What you return must be every line below that includes the word "title".

Stored entries
*** Block opens ***
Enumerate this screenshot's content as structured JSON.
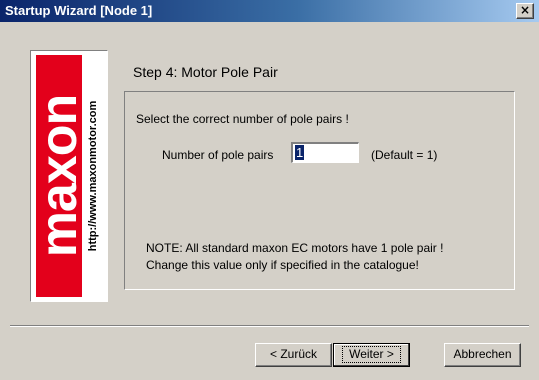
{
  "window": {
    "title": "Startup Wizard  [Node 1]",
    "close_glyph": "✕"
  },
  "logo": {
    "brand": "maxon",
    "url": "http://www.maxonmotor.com",
    "brand_color": "#e3001b"
  },
  "step": {
    "title": "Step 4: Motor Pole Pair"
  },
  "group": {
    "instruction": "Select the correct number of pole pairs !",
    "pole_pairs_label": "Number of pole pairs",
    "pole_pairs_value": "1",
    "default_text": "(Default = 1)",
    "note_line1": "NOTE: All standard maxon EC motors have 1 pole pair !",
    "note_line2": "Change this value only if specified in the catalogue!"
  },
  "buttons": {
    "back_label": "< Zurück",
    "next_label": "Weiter >",
    "cancel_label": "Abbrechen"
  }
}
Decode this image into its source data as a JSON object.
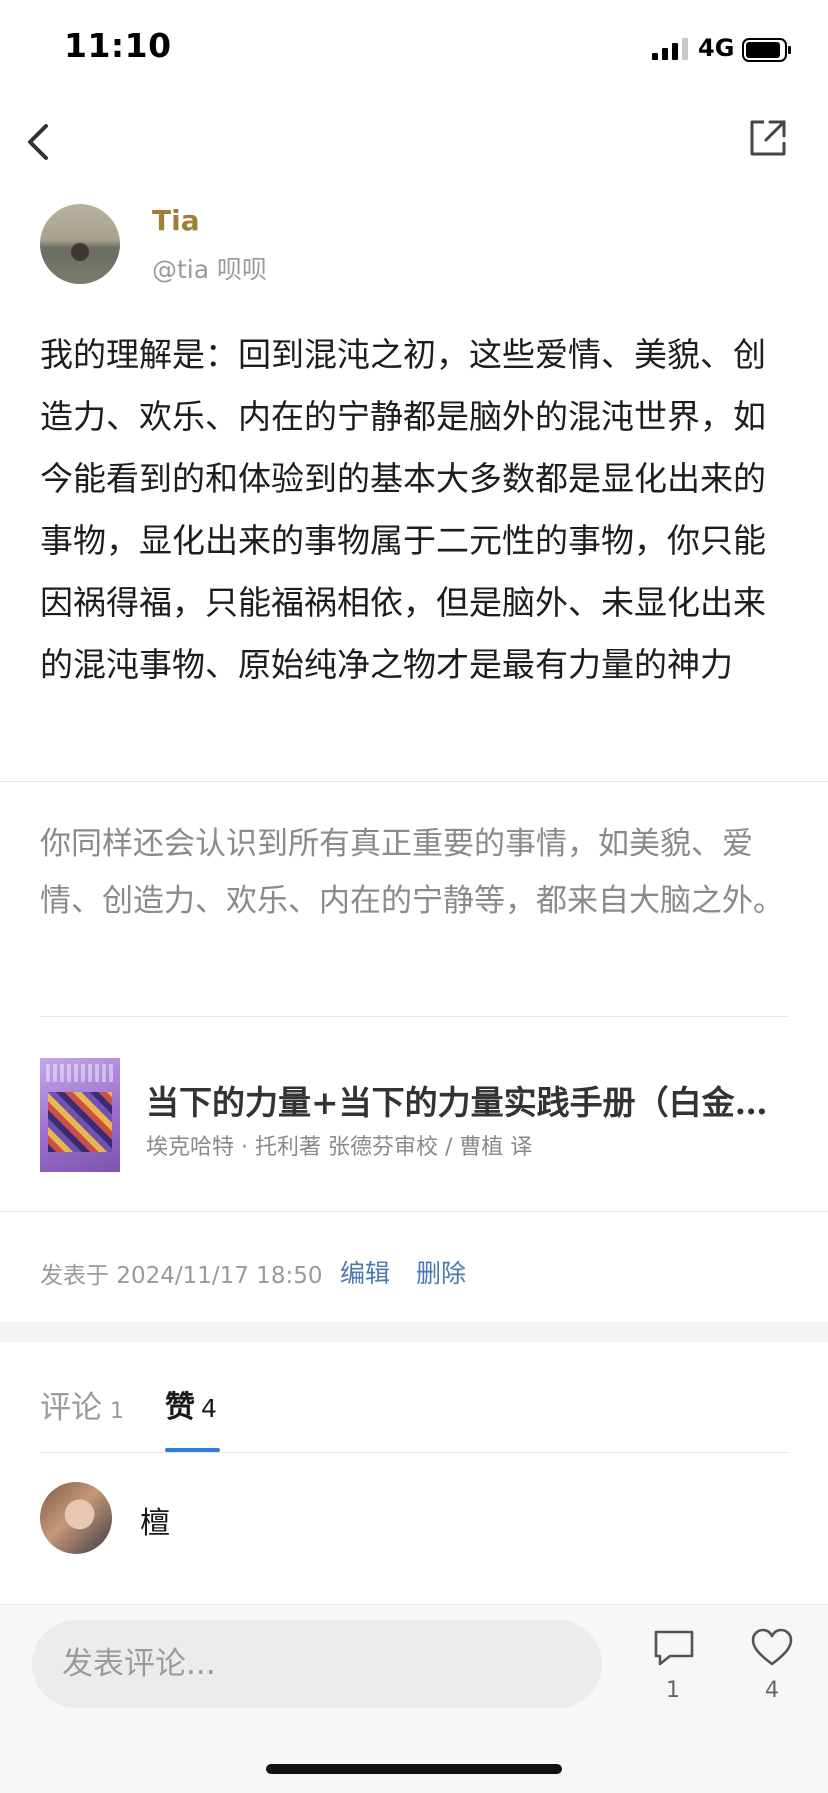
{
  "status_bar": {
    "time": "11:10",
    "network": "4G"
  },
  "author": {
    "name": "Tia",
    "handle": "@tia 呗呗"
  },
  "post": {
    "text": "我的理解是：回到混沌之初，这些爱情、美貌、创造力、欢乐、内在的宁静都是脑外的混沌世界，如今能看到的和体验到的基本大多数都是显化出来的事物，显化出来的事物属于二元性的事物，你只能因祸得福，只能福祸相依，但是脑外、未显化出来的混沌事物、原始纯净之物才是最有力量的神力",
    "quote": "你同样还会认识到所有真正重要的事情，如美貌、爱情、创造力、欢乐、内在的宁静等，都来自大脑之外。"
  },
  "book": {
    "title": "当下的力量+当下的力量实践手册（白金…",
    "meta": "埃克哈特 · 托利著 张德芬审校 / 曹植 译"
  },
  "publish": {
    "date_text": "发表于 2024/11/17 18:50",
    "edit_label": "编辑",
    "delete_label": "删除"
  },
  "tabs": {
    "comments_label": "评论",
    "comments_count": "1",
    "likes_label": "赞",
    "likes_count": "4"
  },
  "likers": [
    {
      "name": "檀"
    }
  ],
  "bottom_bar": {
    "input_placeholder": "发表评论...",
    "comment_count": "1",
    "like_count": "4"
  },
  "colors": {
    "accent_blue": "#2f7ed8",
    "link_blue": "#4a78b0",
    "author_gold": "#a07d3a"
  }
}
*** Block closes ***
ANSWER BOX =
    "title": "Startup Wizard  [Node 1]",
    "title": "Step 4: Motor Pole Pair"
    "title": "当下的力量+当下的力量实践手册（白金…",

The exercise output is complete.